Take the 2-minute tour ×
Mathematics Stack Exchange is a question and answer site for people studying math at any level and professionals in related fields. It's 100% free, no registration required.

If I have a particularly nice space $X$ (Hausdorf, locally path connected, semi-locally 1-connected, I think), then then there is an equivalence of categories between the cover category over $X$ and the groupoid cover category over the fundamental groupoid $\pi X$. One direction of this equivalence is given by the fundamental groupoid functor. The other is given by 'lifting' a groupoid cover $B \rightarrow \pi X$ to a topological cover $B_! \rightarrow X$. What is the topology on $B_!$?

I am traveling and left my copy of Topology and Groupoids at home.

share|improve this question
1  
Do you understand the "classic" pointed case? I.e. the equivalence between covers of $X$ and $\pi_1(X,x)$-sets (when $X$ is also path-connected). –  Martin Brandenburg Jun 8 at 17:31

1 Answer 1

up vote 3 down vote accepted

Given a space $X$ and covering morphism of groupoids $q: G \to \pi_1 X$ the aim is to construct a topology on $Y= Ob(G)$ so that $p=Ob(q): Y \to X$ is a covering map of the kind required. Given a point $x \in X$ one assumes one can choose a neighbourhood $N$ of $x$ such that the induced map of groupoids $\pi_1(N) \to \pi_1(X)$ lifts to a set of morphisms $\pi_1(N) \to G$ such that these map $x \in N$ to all points $y$ in $q^{-1}(x)$. For this one needs that the image of $\pi_1(N,x)$ in $\pi_1(X,x)$ is contained in the images under $p$ of all $G(y)$. This gives one the necessary local condition. Assuming this, the image under these lifts of $N$ in $Y$ gives a basis for the topology of $Y$ which is needed. This is the account in Topology and Groupoids, as it was in the 1968, 1988 editions.

To my mind, the advantage of this approach is that we compare lifting maps with lifting morphisms, while the so-called classic approach uses actions (of groups) which are another step away from the direct analogy between maps and morphisms. Chacun a son gout!

A correction to the book is that the Hausdorff condition is not needed for covering space theory!

A generalisation to "semicoverings" is given by Brazas.

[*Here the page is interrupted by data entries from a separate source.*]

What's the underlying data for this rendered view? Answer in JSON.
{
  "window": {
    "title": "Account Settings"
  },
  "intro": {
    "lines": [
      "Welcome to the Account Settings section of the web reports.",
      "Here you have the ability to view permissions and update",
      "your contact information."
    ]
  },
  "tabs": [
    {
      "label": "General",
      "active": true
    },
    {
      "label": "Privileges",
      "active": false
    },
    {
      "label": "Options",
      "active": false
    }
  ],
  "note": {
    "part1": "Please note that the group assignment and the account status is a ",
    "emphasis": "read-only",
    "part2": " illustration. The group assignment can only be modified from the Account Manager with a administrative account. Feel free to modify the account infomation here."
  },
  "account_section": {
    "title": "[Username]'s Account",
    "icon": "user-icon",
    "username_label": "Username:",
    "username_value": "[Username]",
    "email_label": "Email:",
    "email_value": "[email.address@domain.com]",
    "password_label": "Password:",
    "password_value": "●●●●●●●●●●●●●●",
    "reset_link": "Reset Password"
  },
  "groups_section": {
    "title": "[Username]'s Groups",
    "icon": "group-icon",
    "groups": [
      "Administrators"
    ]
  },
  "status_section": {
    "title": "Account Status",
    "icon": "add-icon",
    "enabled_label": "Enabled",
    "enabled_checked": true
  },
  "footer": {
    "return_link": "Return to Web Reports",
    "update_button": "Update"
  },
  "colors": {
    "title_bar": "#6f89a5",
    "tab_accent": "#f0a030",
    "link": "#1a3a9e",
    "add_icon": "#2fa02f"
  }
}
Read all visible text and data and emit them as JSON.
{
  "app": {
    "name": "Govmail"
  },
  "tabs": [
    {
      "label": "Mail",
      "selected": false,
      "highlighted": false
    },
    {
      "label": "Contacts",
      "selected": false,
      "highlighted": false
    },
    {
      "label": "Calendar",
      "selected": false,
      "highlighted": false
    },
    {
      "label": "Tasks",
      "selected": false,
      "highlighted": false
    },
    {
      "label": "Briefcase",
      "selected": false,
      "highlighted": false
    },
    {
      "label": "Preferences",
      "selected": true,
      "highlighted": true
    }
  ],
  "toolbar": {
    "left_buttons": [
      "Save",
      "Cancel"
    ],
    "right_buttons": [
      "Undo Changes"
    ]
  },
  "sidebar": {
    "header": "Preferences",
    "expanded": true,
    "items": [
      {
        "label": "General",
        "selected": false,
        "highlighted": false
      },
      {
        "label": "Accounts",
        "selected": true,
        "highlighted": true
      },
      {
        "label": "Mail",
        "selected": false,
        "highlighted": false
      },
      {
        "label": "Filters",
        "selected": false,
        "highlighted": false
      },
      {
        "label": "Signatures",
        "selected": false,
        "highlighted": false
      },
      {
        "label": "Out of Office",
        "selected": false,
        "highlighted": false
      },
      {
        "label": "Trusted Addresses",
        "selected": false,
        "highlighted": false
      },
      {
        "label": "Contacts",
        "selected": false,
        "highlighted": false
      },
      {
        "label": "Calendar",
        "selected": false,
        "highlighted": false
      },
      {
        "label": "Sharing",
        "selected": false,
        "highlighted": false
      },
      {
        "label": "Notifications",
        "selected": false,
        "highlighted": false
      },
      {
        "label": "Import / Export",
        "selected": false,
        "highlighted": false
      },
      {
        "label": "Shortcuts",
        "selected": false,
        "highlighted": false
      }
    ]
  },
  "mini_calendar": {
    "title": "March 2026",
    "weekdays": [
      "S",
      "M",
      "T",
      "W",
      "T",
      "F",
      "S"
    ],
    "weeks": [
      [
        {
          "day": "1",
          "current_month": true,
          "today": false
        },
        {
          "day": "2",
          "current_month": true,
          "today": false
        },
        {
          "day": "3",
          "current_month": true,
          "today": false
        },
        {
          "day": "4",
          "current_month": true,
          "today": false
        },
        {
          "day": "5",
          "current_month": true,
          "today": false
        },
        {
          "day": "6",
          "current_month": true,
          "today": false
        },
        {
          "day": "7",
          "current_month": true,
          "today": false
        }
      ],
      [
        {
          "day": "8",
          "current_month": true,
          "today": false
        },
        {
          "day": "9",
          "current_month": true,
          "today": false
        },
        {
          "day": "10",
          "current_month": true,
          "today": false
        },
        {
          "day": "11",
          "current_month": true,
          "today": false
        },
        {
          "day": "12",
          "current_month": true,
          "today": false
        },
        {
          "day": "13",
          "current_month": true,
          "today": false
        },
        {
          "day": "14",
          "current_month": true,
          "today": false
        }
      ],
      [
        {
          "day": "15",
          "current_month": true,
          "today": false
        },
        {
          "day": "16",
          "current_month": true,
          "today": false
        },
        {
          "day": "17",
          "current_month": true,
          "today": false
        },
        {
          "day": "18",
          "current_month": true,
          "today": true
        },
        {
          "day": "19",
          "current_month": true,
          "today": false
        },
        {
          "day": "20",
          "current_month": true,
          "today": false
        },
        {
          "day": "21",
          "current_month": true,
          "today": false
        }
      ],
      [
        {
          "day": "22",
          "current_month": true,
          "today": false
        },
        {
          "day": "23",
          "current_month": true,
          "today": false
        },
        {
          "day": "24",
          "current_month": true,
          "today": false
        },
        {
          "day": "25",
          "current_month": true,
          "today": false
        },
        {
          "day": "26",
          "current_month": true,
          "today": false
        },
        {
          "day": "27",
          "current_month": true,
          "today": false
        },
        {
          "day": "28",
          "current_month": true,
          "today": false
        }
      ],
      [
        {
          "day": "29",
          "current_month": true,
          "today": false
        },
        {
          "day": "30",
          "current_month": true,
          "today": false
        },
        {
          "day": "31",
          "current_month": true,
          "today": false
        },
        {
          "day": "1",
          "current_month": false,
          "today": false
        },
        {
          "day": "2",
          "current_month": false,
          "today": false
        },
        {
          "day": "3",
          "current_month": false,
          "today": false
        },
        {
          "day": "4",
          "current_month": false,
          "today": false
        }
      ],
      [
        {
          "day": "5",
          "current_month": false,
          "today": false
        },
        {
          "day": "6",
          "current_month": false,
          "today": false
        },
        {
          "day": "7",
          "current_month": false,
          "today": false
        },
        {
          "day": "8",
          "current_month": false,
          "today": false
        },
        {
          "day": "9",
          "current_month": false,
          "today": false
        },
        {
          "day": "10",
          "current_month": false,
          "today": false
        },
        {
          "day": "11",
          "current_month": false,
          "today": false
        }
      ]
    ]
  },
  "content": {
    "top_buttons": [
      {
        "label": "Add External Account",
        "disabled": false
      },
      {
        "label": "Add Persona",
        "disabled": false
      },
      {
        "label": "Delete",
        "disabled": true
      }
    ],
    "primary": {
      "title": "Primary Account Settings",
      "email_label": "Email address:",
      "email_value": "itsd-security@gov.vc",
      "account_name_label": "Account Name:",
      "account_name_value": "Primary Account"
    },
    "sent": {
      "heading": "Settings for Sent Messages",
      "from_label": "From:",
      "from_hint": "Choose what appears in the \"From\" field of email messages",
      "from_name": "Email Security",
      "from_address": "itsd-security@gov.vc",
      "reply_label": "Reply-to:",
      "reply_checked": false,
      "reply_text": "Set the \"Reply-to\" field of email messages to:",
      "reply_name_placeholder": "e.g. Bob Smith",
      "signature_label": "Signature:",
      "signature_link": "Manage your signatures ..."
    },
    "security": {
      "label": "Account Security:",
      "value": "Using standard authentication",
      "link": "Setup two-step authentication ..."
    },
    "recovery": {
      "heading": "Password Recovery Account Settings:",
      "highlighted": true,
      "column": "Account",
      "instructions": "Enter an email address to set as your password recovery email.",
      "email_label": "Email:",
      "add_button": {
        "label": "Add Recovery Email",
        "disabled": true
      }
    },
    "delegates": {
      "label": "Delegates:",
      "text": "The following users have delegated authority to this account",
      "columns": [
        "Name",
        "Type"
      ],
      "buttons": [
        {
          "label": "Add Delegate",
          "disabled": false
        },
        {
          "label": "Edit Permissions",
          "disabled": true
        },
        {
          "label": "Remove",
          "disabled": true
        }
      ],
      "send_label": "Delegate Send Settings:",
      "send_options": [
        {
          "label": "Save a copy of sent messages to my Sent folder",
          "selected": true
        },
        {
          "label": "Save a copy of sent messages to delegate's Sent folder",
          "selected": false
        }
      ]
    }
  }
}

I gave in Paris on June 5, 2014, a talk which is available on my preprint page, explaining how the use of groupoids in this area led me and colleagues to "higher groupoids" in algebraic topology!

share|improve this answer

Your Answer

 
discard

By posting your answer, you agree to the privacy policy and terms of service.

Not the answer you're looking for? Browse other questions tagged or ask your own question.